▸ **Work instructions**: Drop the images. Copy every line below character for character.

▸ **Material provided**:
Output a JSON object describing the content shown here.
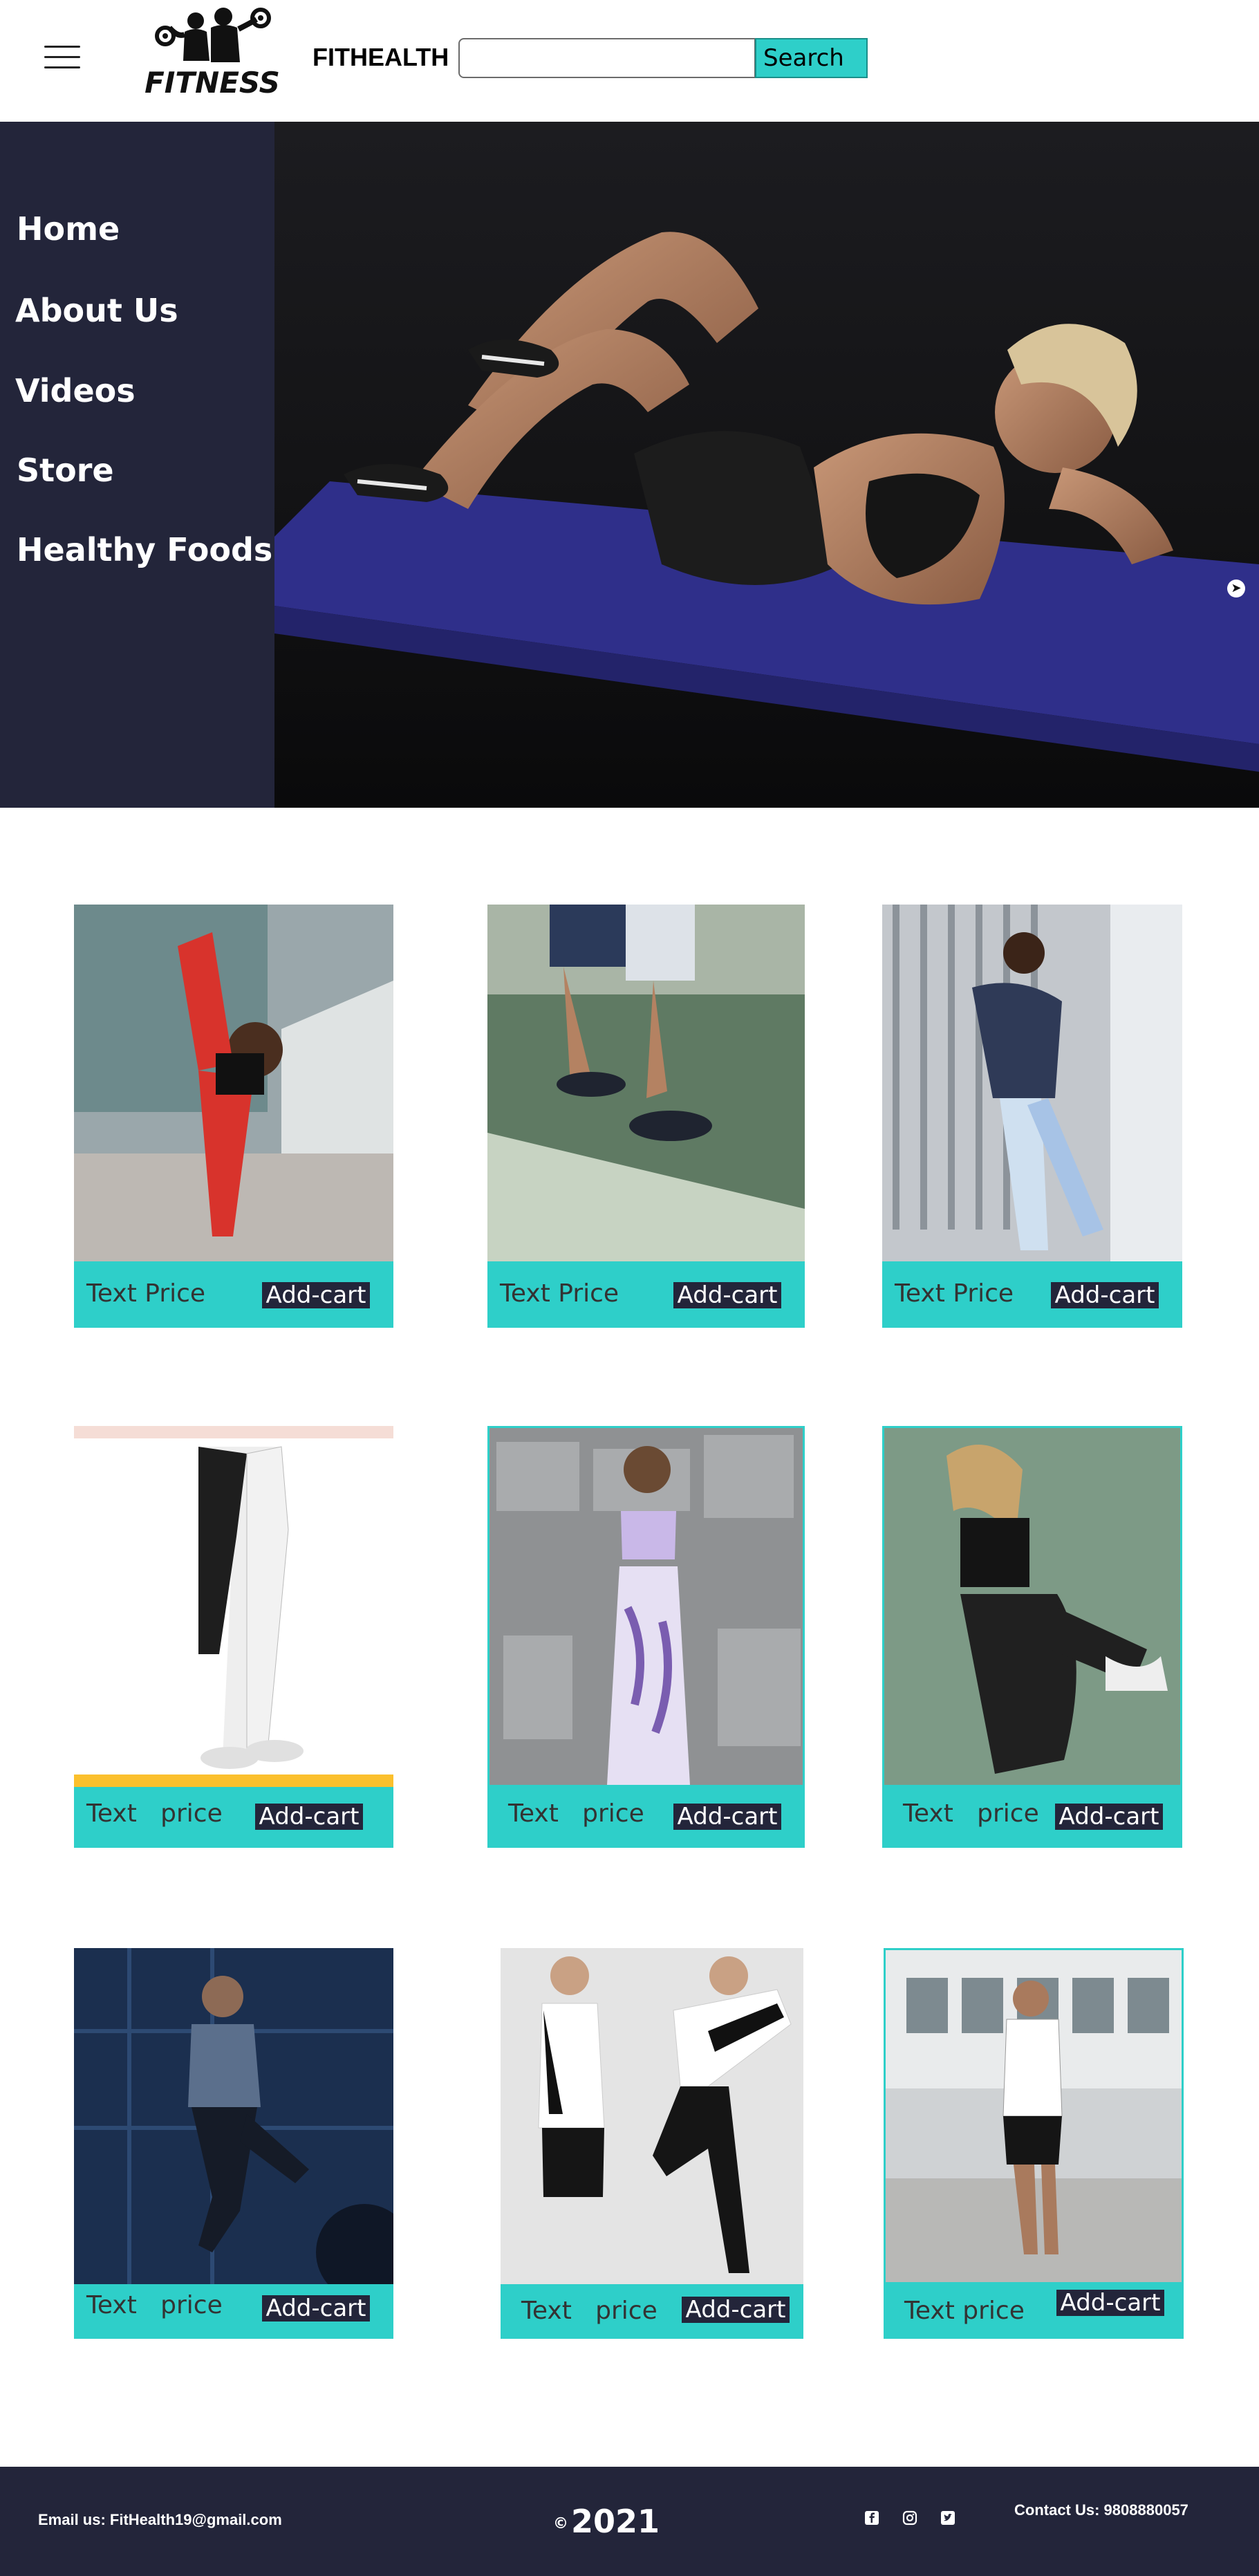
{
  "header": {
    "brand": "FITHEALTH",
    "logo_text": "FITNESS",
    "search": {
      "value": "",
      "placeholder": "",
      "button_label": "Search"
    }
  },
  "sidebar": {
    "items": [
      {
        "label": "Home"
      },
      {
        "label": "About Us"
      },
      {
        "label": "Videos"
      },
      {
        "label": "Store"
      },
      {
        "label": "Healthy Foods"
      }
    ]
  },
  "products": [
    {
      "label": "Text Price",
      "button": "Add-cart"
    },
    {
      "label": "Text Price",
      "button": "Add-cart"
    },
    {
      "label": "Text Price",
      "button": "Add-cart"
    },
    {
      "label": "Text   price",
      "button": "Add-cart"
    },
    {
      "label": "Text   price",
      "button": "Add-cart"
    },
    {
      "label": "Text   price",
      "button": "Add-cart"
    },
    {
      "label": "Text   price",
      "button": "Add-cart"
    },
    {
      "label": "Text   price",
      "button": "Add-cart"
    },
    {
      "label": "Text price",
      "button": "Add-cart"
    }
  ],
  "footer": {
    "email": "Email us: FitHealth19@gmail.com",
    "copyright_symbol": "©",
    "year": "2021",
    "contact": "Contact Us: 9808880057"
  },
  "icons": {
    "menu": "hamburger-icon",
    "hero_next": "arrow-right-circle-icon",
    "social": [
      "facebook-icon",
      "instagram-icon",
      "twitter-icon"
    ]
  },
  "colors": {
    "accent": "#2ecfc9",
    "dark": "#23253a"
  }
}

▸ **Response**:
Output a JSON object describing the content shown here.
{
  "header": {
    "brand": "FITHEALTH",
    "logo_text": "FITNESS",
    "search": {
      "value": "",
      "placeholder": "",
      "button_label": "Search"
    }
  },
  "sidebar": {
    "items": [
      {
        "label": "Home"
      },
      {
        "label": "About Us"
      },
      {
        "label": "Videos"
      },
      {
        "label": "Store"
      },
      {
        "label": "Healthy Foods"
      }
    ]
  },
  "products": [
    {
      "label": "Text Price",
      "button": "Add-cart"
    },
    {
      "label": "Text Price",
      "button": "Add-cart"
    },
    {
      "label": "Text Price",
      "button": "Add-cart"
    },
    {
      "label": "Text   price",
      "button": "Add-cart"
    },
    {
      "label": "Text   price",
      "button": "Add-cart"
    },
    {
      "label": "Text   price",
      "button": "Add-cart"
    },
    {
      "label": "Text   price",
      "button": "Add-cart"
    },
    {
      "label": "Text   price",
      "button": "Add-cart"
    },
    {
      "label": "Text price",
      "button": "Add-cart"
    }
  ],
  "footer": {
    "email": "Email us: FitHealth19@gmail.com",
    "copyright_symbol": "©",
    "year": "2021",
    "contact": "Contact Us: 9808880057"
  },
  "icons": {
    "menu": "hamburger-icon",
    "hero_next": "arrow-right-circle-icon",
    "social": [
      "facebook-icon",
      "instagram-icon",
      "twitter-icon"
    ]
  },
  "colors": {
    "accent": "#2ecfc9",
    "dark": "#23253a"
  }
}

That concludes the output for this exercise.